Borrowers who opened home-equity lines of credit at the height of the housing bubble should brace for stiff increases in their monthly payments.
Helocs, as they’re known, were aggressively marketed from 2004 to 2007, and now the bills are coming due. These equity lines typically have a 10-year period during which the borrower can use the line of credit and pay only interest. At the end of 10 years, the borrower must begin paying both interest and principal on the outstanding balance, which could add up to hundreds of dollars more a month.
The bulk of the resets are expected from 2015 to 2017, but about $30 billion in outstanding Helocs will reach the end of the interest-only period this year, according to the Office of the Comptroller of the Currency, which regulates banks. Balances due to reset will rise to an estimated $52 billion in 2015, $62 billion in 2016, and $68 billion in 2017.
A recent report from Moody’s Investors Service offered an example of the coming payment shock for borrowers: A homeowner with a $40,000 Heloc balance and a $210,000 mortgage at 4 percent will see a monthly increase of nearly $300 — to $1,389 from $1,103 — when the equity line converts into a 10-year amortizing loan, assuming an interest rate of 3 percent.
The shock will be even worse for borrowers with equity lines that require balloon payments after the interest-only period; they will owe the balance in full.
Fearing another wave of delinquencies, the comptroller’s office is prodding lenders to assess their level of Heloc risk and be proactive about reaching out to these borrowers.

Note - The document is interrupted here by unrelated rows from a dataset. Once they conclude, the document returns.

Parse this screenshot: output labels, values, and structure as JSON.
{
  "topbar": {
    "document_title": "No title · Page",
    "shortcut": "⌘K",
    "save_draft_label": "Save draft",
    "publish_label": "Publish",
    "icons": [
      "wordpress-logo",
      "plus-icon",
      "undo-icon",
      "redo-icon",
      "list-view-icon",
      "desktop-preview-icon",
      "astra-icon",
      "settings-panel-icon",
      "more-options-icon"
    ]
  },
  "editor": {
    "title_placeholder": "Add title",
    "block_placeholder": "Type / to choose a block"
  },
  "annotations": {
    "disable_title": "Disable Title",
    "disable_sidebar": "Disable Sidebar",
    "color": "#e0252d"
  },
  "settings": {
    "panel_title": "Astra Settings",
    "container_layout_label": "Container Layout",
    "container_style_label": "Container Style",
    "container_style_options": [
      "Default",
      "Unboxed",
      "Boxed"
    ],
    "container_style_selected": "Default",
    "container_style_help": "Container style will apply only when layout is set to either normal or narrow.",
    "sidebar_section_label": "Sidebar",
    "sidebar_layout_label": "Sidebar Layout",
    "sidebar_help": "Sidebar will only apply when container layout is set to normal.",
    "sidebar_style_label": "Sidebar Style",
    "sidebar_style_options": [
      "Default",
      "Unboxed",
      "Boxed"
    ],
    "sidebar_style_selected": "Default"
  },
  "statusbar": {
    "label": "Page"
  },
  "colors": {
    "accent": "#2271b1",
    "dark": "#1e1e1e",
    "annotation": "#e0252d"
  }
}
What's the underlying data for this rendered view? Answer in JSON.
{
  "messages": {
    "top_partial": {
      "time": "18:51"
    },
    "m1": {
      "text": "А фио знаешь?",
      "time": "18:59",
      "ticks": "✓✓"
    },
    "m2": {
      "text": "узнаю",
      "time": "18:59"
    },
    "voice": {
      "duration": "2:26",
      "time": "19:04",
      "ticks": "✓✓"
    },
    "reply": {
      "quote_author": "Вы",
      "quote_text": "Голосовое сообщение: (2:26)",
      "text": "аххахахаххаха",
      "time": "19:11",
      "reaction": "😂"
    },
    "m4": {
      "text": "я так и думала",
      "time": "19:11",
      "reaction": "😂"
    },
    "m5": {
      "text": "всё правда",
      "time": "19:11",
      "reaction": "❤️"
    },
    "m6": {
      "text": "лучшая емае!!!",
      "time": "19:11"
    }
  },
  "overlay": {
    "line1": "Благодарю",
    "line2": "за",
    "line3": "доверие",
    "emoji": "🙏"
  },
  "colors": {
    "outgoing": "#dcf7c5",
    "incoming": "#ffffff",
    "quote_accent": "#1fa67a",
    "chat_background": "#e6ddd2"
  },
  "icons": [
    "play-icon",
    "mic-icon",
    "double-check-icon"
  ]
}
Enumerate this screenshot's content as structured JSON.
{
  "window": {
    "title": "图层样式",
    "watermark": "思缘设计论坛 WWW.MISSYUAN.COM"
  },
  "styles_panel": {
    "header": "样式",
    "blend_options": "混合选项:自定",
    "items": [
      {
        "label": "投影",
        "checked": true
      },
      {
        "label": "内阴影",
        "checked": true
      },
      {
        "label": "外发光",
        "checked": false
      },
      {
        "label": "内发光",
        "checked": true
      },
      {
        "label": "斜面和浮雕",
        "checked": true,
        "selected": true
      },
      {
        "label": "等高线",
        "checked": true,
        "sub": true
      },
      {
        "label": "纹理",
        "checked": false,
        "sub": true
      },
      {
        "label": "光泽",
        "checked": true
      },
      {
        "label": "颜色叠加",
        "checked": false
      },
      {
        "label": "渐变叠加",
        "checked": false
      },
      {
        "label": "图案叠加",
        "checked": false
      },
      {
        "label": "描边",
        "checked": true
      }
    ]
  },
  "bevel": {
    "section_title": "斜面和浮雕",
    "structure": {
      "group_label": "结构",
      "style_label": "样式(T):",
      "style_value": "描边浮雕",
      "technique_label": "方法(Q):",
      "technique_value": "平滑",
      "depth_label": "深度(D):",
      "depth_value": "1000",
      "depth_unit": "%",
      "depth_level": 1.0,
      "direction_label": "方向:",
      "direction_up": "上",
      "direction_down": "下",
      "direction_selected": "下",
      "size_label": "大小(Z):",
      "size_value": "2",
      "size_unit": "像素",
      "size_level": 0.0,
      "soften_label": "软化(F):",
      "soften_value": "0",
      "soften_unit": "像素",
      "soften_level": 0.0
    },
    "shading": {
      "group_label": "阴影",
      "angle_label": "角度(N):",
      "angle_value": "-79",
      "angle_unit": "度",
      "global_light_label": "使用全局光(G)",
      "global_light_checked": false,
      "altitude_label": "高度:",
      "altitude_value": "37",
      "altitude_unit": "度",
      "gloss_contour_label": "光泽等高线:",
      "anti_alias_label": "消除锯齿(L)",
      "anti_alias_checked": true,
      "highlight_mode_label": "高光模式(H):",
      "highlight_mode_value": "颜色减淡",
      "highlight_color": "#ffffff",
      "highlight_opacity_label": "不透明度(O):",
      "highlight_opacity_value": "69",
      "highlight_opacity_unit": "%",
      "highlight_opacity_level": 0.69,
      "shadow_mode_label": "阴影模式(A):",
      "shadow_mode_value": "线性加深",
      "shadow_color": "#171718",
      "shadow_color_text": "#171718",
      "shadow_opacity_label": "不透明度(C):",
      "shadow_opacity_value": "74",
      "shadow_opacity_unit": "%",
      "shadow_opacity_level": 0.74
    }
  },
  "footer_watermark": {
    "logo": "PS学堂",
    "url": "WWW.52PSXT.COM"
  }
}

Homeowners with equity lines nearing the end of their interest-only period shouldn’t wait around in the meantime. “Borrowers should raise their hand very early and expect to be helped,” said Allen J. Jones, a managing director of RiskSpan, a mortgage consulting firm in Washington.